Some of those who bear the name ‘Father’ have betrayed their sacred mission; they have preyed on the vulnerable little ones. Heart-brokenness and anger are right and just responses to the present crisis of sexual abuse in the Church. Yet, the horrendous evils committed by these ‘fathers’ and even some ‘shepherds’, the bishops, are not enough for us to abandon hope. No human evil could ever be enough.
Fr. Walter Ciszek, SJ (1904-1984), an American Jesuit missionary who was arrested by the Soviets, tortured, imprisoned, and sentenced to 15 years of hard labor in the Gulag, tells us why:
The Church is full of human failings because it is composed of human beings; it has its share of scandals and bad leaders, of mediocre minds, of selfishness and skin-deep spirituality, of fallible and imperfect men who do not always practice what they preach. Nevertheless, it remains the institution Christ founded to preserve and guard the faith, the Mystical Body wherein even the weak can be made strong”(He Leadeth Me, p.192, emphasis mine).
Fr. Ciszek reminds us that, despite every single one of its gravely sinful human members, the Church is still Christ’s own. He will never fail to guard, protect, and love her: “I will build my church and the powers of death shall not prevail against it” (Mt. 16:18).

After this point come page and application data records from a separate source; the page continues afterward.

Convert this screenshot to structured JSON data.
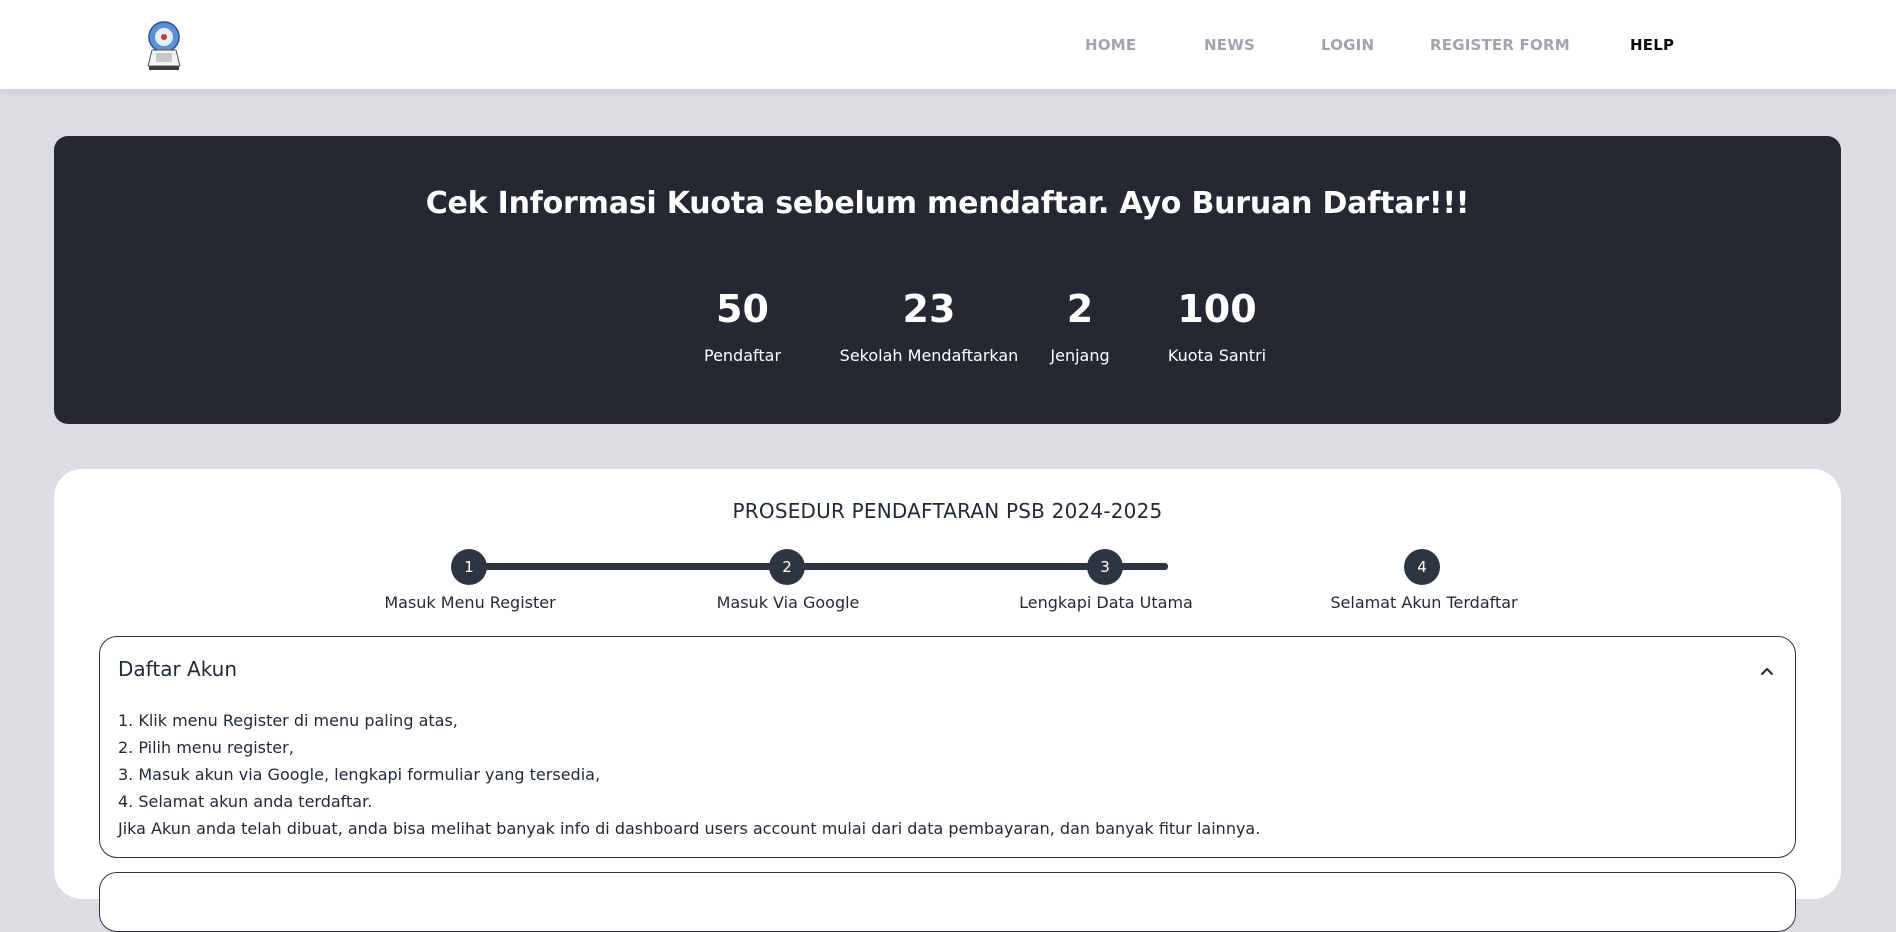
{
  "navbar": {
    "logo_icon": "school-emblem-logo",
    "links": [
      "HOME",
      "NEWS",
      "LOGIN",
      "REGISTER FORM",
      "HELP"
    ],
    "active": "HELP"
  },
  "hero": {
    "title": "Cek Informasi Kuota sebelum mendaftar. Ayo Buruan Daftar!!!",
    "stats": [
      {
        "value": "50",
        "label": "Pendaftar"
      },
      {
        "value": "23",
        "label": "Sekolah Mendaftarkan"
      },
      {
        "value": "2",
        "label": "Jenjang"
      },
      {
        "value": "100",
        "label": "Kuota Santri"
      }
    ]
  },
  "procedure": {
    "title": "PROSEDUR PENDAFTARAN PSB 2024-2025",
    "steps": [
      {
        "number": "1",
        "label": "Masuk Menu Register"
      },
      {
        "number": "2",
        "label": "Masuk Via Google"
      },
      {
        "number": "3",
        "label": "Lengkapi Data Utama"
      },
      {
        "number": "4",
        "label": "Selamat Akun Terdaftar"
      }
    ],
    "accordion": {
      "title": "Daftar Akun",
      "expanded_icon": "chevron-up-icon",
      "lines": [
        "1. Klik menu Register di menu paling atas,",
        "2. Pilih menu register,",
        "3. Masuk akun via Google, lengkapi formuliar yang tersedia,",
        "4. Selamat akun anda terdaftar.",
        "Jika Akun anda telah dibuat, anda bisa melihat banyak info di dashboard users account mulai dari data pembayaran, dan banyak fitur lainnya."
      ]
    }
  },
  "colors": {
    "page_bg": "#dcdde1",
    "hero_bg": "#232832",
    "step_color": "#2e3440",
    "nav_inactive": "#a0a4ad",
    "nav_active": "#0b0b0b"
  }
}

The present crisis is a reminder that true hope is only in the Lord. If we ground our faith in a particular priest or bishop, we’ll be shattered at their first fatherly failing. But if our faith is placed squarely in Christ and His Mystical Body, we will never be disappointed and our hope will not be in vain. Fr. Ciszek writes,
The problems of evil or of sin…cannot upset the man of faith or shake his trust and confidence in God. His powerlessness to solve such problems will not be a cause of despair or despondency for him, no matter how strong his concern and anxiety may be for himself and for those around him. At the core of his being there exists an unshakeable confidence that God will provide, in the mysterious ways of His own divine providence (p.194).
To me, the fact that the Church has made it this long confirms Christ’s promise in Mt. 16:18. But the fact that the Church’s holiness is God’s holiness and not any of its members’ holiness doesn’t mean that we shrug our shoulders at the sexual abuse and move on. That response would be just as wrong as those who leave the Church because of the abuse. What response, then, is adequate?
Christ became incarnate so that He could show us by His perfect example how to build up the Church on earth. We can look to Him as our guide. When times were tough, what did Christ do? He prayed and fasted. Sometimes he wept. When people were caught in sin, He named their sin and invited them to turn their lives around. That’s what we can do, too: We can imitate Christ by praying and fasting for reparation for the sins of those priests and bishops who failed as fathers and shepherds. We can weep for ourselves, for all the victims, and for the human frailty within the Church. We can identify, remove from power, and prosecute abusers, all the while inviting them to repentance. We can repent of our own failings, however big or small, too. What we need now is a renewed zeal for imitating Christ’s holiness. That is the only way.
(Featured image: Father Walter Ciszek distributes Communion, http://www.ciszek.org/.)